TASK GOAL => Wherever a line in the data holds the word "desc", pull that line out.

Element data from apps and pages

* * * * *

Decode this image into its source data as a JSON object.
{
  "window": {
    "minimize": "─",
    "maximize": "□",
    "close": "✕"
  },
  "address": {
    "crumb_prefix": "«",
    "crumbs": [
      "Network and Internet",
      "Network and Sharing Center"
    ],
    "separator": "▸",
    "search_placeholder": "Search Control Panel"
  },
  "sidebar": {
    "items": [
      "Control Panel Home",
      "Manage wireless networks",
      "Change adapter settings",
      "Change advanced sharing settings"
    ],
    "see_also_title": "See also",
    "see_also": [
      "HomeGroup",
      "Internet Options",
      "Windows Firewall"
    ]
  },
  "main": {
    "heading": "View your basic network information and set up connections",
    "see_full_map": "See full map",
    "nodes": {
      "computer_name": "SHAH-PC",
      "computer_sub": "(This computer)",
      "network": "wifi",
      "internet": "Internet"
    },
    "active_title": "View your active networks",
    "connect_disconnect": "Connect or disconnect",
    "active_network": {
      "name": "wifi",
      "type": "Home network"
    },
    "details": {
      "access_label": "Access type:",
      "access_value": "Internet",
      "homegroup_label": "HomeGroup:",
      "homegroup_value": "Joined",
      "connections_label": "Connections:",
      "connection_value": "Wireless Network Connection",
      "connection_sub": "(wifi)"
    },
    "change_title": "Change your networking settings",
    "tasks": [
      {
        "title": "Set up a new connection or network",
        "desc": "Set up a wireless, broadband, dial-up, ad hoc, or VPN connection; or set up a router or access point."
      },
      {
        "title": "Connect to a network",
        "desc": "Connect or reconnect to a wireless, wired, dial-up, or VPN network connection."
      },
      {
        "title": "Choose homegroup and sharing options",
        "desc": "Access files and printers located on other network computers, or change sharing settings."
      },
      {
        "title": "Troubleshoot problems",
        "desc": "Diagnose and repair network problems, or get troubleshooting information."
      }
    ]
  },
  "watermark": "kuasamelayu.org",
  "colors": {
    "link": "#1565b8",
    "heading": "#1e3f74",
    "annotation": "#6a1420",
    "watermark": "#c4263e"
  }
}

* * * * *

COMPLETED TASK =>
        "desc": "Set up a wireless, broadband, dial-up, ad hoc, or VPN connection; or set up a router or access point."
        "desc": "Connect or reconnect to a wireless, wired, dial-up, or VPN network connection."
        "desc": "Access files and printers located on other network computers, or change sharing settings."
        "desc": "Diagnose and repair network problems, or get troubleshooting information."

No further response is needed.